Did anybody help Darwin? Research and theories of other scientists who were contemporaries of Darwin helped him formulate and shape his theories of evolution Geologists James Hutton and Charles Lyell French naturalist Jean-Baptiste Lamarck English economist Thomas Malthus
Hutton and Lyell By Darwin’s time, the relatively new science of geology was providing evidence to support new and different ideas about Earth’s history. Hutton and Lyell concluded that Earth is extremely old and that the processes that changed Earth in the past are the same processes that operate in the present. Hutton studied the formation of igneous and sedimentary rocks, and the formation of mountains and canyons Lyell took this information and proposed that the geological earth processes that shaped the earth are the same as the ones today – like earthquakes and colcanic activity This would indicate that the earth is continuously changing
And the earth shook… Darwin witnessed an earthquake in South America. The quake lifted a stretch of rocky shoreline more than 3 meters out of the sea—with mussels and other sea animals clinging to it. Darwin observed fossils of marine animals in mountains thousands of feet above sea level. Darwin realized that geological events like the earthquake could cause rocks that had once been beneath the sea to be pushed up into mountains.

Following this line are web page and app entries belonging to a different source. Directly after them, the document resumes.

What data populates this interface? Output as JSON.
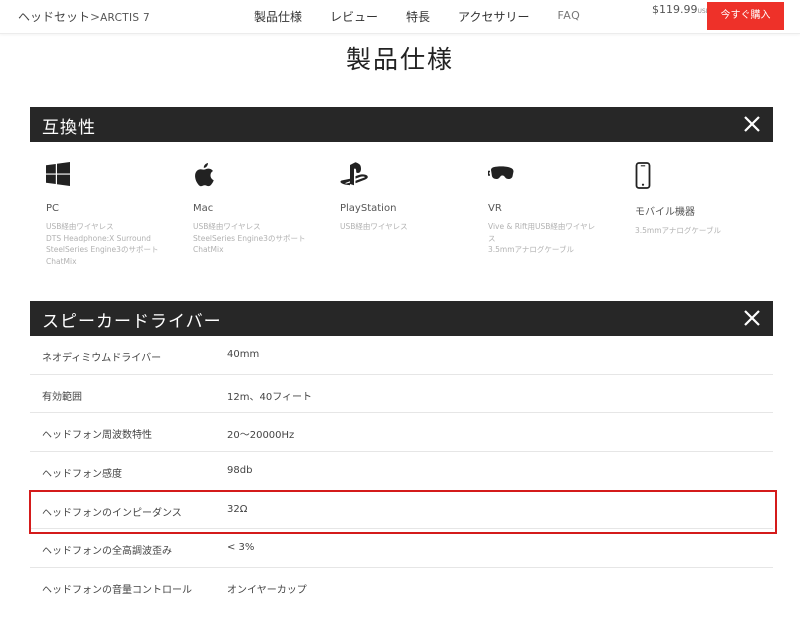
{
  "nav": {
    "breadcrumb_category": "ヘッドセット",
    "breadcrumb_sep": ">",
    "breadcrumb_product": "ARCTIS 7",
    "links": [
      "製品仕様",
      "レビュー",
      "特長",
      "アクセサリー",
      "FAQ"
    ],
    "price": "$119.99",
    "currency": "USD",
    "buy_label": "今すぐ購入"
  },
  "page_title": "製品仕様",
  "compat": {
    "title": "互換性",
    "platforms": [
      {
        "icon": "windows-icon",
        "name": "PC",
        "features": [
          "USB経由ワイヤレス",
          "DTS Headphone:X Surround",
          "SteelSeries Engine3のサポート",
          "ChatMix"
        ]
      },
      {
        "icon": "apple-icon",
        "name": "Mac",
        "features": [
          "USB経由ワイヤレス",
          "SteelSeries Engine3のサポート",
          "ChatMix"
        ]
      },
      {
        "icon": "playstation-icon",
        "name": "PlayStation",
        "features": [
          "USB経由ワイヤレス"
        ]
      },
      {
        "icon": "vr-headset-icon",
        "name": "VR",
        "features": [
          "Vive & Rift用USB経由ワイヤレ",
          "ス",
          "3.5mmアナログケーブル"
        ]
      },
      {
        "icon": "mobile-phone-icon",
        "name": "モバイル機器",
        "features": [
          "3.5mmアナログケーブル"
        ]
      }
    ]
  },
  "speaker": {
    "title": "スピーカードライバー",
    "rows": [
      {
        "label": "ネオディミウムドライバー",
        "value": "40mm"
      },
      {
        "label": "有効範囲",
        "value": "12m、40フィート"
      },
      {
        "label": "ヘッドフォン周波数特性",
        "value": "20〜20000Hz"
      },
      {
        "label": "ヘッドフォン感度",
        "value": "98db"
      },
      {
        "label": "ヘッドフォンのインピーダンス",
        "value": "32Ω"
      },
      {
        "label": "ヘッドフォンの全高調波歪み",
        "value": "< 3%"
      },
      {
        "label": "ヘッドフォンの音量コントロール",
        "value": "オンイヤーカップ"
      }
    ]
  },
  "colors": {
    "accent": "#ee3129",
    "bar": "#272727",
    "highlight": "#d41b1b"
  }
}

Darwin asked himself, if Earth can change over time, could life change too?
Lamarck’s Theory was a stretch… In 1809, the French naturalist Jean-Baptiste Lamarck proposed the hypothesis that organisms could change during their lifetimes by selectively using or not using various parts of their bodies. He also suggested that individuals could pass these acquired traits on to their offspring, enabling species to change over time.
Okay, Jean-Baptiste….good effort… –Today, we know that Lamarck’s hypotheses were incorrect in several ways. –Organisms don’t have an inborn drive to become more perfect. – Evolution does not mean that over time a species becomes “better” somehow – Evolution does not progress in a predetermined direction. –In addition, traits acquired by individuals during their lifetime cannot be passed on to offspring.
An exponentially growing problem… In 1798, English economist Thomas Malthus noted that humans were being born faster than people were dying, causing overcrowding. He reasoned that if the human population grew unchecked, there wouldn’t be enough living space and food for everyone.
To bee or not to bee… Darwin realized that Malthus’s reasoning applied even more to other organisms than it did to humans. He observed that when organisms reproduce, most offspring die before reaching maturity, and only a few of those that survive manage to reproduce. When Darwin realized that most organisms don’t survive and reproduce, he wondered which individuals survive…and why?
“Un-natural” Selection In artificial selection, nature provides the variations, and humans select those they find useful. Breeders knew that individual organisms vary, and that some of this variation could be passed from parents to offspring and used to improve crops and livestock.
More “un-natural” selection –Darwin called this selective breeding process artificial selection, a process in which nature provides the variations, and humans select those they find useful. –Darwin put artificial selection to the test by raising and breeding plants and fancy pigeon varieties.
So what does this all add up to? 1859 Darwin Published “The Origin of the Species” by means of natural selection…….